I've been promoted (yay) but am a bit terrified that I don't have any idea what I'm doing. Intellectually I know that's not true, but...


What are books you recommend for managing scientists, managing engineers, managing in an academic environment, etc. 

I've already been suggested and read:

* 1 minute manager (loved it)

* The Goal (not very applicable but read it anyway)

* Crucial Conversations (going slowly because it's dense)

* I, Mammal (AMAZING book on what incentivizes mammals).


The job is a mix of helping grad students, post-docs, and scientists determine short-term technical goals, long-term career goals, and achieve them all, as well as drive the project from a high level to meet the funder's milestones. 


uninet22's picture

I recommend "Drive" by Daniel H. Pink.  Here's a quick youtube summary:

This book may appeal to scientists, engineers and academics alike because it contains a number of scientific findings on how people are motivated.  Deep down, very few of us are motivated by the old 'carrot and stick' methods, so why do we expect those same methods to work on our directs, who are just as smart (or smarter!) than we are? 

After reading this, you'll realize that most organizations are doing it waaaay wrong, killing the motivation of their team and damaging their relationhips with their directs in the process. 

rthibode's picture

Congratulations on your new role!

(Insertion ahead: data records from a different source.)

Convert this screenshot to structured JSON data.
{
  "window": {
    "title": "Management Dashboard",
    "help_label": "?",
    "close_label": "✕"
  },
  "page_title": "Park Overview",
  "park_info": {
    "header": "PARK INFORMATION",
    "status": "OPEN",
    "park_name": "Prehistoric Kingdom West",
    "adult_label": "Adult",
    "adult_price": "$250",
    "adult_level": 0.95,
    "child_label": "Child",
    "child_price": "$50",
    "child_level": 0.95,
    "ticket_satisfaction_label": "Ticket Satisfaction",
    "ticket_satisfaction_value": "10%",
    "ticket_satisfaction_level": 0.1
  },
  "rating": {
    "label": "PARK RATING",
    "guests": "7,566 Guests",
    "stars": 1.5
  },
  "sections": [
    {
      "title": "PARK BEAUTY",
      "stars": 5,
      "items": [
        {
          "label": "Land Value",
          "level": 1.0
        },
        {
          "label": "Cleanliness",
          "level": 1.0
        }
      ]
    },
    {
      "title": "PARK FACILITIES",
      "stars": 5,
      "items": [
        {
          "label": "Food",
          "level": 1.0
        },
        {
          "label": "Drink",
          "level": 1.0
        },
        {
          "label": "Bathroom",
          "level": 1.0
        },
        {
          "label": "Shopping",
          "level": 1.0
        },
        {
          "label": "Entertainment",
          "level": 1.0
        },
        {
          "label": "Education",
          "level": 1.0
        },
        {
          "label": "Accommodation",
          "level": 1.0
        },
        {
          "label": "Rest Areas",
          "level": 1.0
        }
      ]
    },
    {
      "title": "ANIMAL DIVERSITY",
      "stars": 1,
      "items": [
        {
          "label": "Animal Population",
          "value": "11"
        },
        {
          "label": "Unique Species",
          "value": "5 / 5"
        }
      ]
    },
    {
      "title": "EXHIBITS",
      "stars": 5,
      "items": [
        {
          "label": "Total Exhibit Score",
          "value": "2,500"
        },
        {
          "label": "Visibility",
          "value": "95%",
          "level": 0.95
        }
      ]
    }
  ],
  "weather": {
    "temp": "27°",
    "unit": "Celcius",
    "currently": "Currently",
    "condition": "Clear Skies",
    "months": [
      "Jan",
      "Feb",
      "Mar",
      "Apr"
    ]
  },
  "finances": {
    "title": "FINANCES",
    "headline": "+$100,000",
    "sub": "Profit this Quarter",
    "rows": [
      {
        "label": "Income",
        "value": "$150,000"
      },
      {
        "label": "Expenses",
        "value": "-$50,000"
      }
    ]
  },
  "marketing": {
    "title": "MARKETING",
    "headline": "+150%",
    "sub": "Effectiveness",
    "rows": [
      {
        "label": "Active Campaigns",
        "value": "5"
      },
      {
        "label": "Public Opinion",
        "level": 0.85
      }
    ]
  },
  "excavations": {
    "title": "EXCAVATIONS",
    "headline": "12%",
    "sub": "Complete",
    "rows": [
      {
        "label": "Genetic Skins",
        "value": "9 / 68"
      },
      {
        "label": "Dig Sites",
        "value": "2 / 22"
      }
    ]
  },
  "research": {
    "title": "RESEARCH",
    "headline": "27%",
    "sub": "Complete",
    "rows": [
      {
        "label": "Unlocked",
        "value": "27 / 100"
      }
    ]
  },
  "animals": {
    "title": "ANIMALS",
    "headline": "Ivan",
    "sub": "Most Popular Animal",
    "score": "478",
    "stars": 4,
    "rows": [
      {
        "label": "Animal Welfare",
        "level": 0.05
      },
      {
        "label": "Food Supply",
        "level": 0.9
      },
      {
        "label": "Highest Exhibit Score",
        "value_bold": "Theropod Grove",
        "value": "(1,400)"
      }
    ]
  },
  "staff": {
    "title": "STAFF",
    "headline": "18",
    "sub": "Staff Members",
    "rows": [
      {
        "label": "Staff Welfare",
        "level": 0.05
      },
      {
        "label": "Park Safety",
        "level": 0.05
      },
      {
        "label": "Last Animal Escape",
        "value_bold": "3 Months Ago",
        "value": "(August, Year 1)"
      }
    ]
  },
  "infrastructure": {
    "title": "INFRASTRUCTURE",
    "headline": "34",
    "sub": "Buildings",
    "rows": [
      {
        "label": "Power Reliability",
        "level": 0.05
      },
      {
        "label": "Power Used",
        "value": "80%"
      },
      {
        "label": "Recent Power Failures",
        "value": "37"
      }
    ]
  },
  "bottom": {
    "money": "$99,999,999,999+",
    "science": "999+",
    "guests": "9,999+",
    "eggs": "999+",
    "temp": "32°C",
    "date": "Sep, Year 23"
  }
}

Although it's not a management book, you and your team could benefit from Robert Boice's work. Hi book Advice for New Faculty outlines the difficulties that young (and old) academics face. Boice was a faculty development person for 30+ years. One thing I appreciate about his work is that he understands the connection between success in teaching and success in research. Too many young faculty get overwhelmed by teaching demands and spend far too much time preparing "perfect" lectures, which cuts down on their research time and, ironically, does not produce effective teaching. He gives practical, research-based advice on launching a successful academic  career based on his research with "quick starters."